I am so sad.
Along with remembrances, The New Yorker kindly posted links to "some of the many wonderful pieces that Ephron wrote for the magazine." I viewed trailers and clips of her movies "Sleepless in Seattle," "When Harry Met Sally," "You've Got Mail" and "Julie & Julia."
I didn't know her personally. I feel inadequate — a small-town schlump who doesn't have any business writing about such an amazing person.
But I am reassured by something author Nathan Englander wrote in the July 20 entry of his "Page-Turner" blog on www.newyorker.com:
"I can hardly think of a writer who was better able to work without distance, to erase the space between writer and reader, to sound like her true self on the page. And it's this quality that makes for the intimacy that has the whole world sincerely mourning the loss of a friend-because to read her was to know, and rightly believe, that she was talking to you directly."
I first encountered Nora Ephron in "Heartburn," her 1983 novel inspired by the breakup of her marriage to Watergate journalist Carl Bernstein. It was so good I had to read everything else she'd written. I borrowed from the library her essay collections "Wallflower at the Orgy," "Crazy Salad: Some Things About Women" and "Scribble, Scribble: Notes on the Media."
That was years ago. Now I want to own them. I want to hold them. Kindle won't satisfy.
Nora Ephron was smart. She was wise. She was funny. I will miss having more of her wonderful work.
It is totally presumptuous of me to think she might have enjoyed this little true story:
I gave three friends Ephron's 2010 essay collection last Christmas. It's perfect for women of a "certain age." I haven't yet read it, but having thoroughly enjoyed her 2006 "I Feel Bad About My Neck: And Other Thoughts on Being a Woman," I trust her. Totally.
I knew my friend Sherry would appreciate the author's wit and wisdom, so I presented her with a copy of the latest book for her April birthday.
"Didn't you already give me this?" she asked.
"Did I?" I asked. "I don't think so."
"No," Sherry said. "Maybe Diana gave it to me."
Later, Sherry called her sister Diana to confirm that she had given her the book.
"I did?" Diana asked.
Of course, the title of that 2010 collection is "I Remember Nothing."

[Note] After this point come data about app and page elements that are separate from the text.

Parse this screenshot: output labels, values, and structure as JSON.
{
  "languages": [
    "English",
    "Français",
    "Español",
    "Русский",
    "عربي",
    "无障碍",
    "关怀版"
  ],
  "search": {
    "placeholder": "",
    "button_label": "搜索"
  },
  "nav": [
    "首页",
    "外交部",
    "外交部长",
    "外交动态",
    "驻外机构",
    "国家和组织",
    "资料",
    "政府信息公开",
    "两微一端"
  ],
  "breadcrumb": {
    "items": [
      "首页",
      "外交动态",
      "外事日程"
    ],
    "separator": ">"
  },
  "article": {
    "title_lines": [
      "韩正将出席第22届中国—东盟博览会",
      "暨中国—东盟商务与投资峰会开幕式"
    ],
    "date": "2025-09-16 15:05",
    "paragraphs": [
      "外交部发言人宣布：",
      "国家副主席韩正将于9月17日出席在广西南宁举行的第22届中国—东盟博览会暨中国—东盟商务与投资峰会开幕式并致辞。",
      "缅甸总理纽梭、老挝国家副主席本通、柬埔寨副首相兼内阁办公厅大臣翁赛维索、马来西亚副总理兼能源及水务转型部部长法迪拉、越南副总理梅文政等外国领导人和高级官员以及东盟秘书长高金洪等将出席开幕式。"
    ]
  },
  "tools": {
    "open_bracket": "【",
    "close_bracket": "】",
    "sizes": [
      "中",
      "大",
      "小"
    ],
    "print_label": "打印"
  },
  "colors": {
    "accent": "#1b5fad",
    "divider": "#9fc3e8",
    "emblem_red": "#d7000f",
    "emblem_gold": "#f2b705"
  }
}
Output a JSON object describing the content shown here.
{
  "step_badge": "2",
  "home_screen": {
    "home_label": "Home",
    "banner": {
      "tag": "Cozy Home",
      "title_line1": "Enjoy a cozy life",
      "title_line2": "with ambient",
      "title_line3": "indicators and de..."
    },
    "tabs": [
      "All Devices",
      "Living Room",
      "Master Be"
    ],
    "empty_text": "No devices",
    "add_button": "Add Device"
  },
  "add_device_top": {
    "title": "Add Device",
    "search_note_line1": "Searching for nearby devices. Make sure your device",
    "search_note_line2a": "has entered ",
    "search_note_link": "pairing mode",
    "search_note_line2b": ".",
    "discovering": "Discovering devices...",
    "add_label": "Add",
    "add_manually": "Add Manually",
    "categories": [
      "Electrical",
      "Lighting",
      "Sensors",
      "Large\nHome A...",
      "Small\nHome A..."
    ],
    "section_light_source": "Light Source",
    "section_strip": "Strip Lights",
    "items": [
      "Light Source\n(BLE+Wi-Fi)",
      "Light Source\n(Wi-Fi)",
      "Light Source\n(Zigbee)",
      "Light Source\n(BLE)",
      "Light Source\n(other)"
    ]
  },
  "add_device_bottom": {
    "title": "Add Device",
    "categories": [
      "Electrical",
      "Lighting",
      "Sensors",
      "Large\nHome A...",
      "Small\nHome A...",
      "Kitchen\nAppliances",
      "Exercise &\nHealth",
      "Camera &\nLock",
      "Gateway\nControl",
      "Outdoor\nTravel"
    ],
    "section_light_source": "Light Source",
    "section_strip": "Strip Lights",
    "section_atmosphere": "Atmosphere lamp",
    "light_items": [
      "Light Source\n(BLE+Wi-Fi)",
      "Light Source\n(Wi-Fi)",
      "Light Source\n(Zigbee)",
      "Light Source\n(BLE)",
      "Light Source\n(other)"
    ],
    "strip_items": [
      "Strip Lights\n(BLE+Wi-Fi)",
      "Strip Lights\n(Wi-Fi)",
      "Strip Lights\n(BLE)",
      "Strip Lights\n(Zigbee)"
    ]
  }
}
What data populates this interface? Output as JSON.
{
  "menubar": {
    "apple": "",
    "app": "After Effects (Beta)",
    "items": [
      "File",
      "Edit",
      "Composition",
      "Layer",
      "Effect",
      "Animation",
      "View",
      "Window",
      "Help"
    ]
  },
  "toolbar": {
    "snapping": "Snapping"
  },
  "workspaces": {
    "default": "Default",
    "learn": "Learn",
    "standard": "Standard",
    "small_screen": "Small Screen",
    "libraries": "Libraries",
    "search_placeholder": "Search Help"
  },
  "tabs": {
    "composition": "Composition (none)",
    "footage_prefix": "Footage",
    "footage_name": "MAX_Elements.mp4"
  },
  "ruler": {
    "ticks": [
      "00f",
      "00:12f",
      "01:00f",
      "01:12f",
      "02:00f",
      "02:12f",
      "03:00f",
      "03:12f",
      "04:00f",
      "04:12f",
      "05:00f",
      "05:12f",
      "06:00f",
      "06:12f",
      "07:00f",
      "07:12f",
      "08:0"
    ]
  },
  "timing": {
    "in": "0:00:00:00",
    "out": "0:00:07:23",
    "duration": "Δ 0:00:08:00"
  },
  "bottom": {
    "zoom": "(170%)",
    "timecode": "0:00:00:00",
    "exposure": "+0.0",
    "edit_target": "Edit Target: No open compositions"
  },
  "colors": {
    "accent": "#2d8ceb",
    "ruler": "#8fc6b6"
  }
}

I'm keeping the book. It's on top of my stack.
Rest in peace, dear Nora.
Kate Coleman covers The Maryland Symphony and writes a monthly column for The Herald-Mail.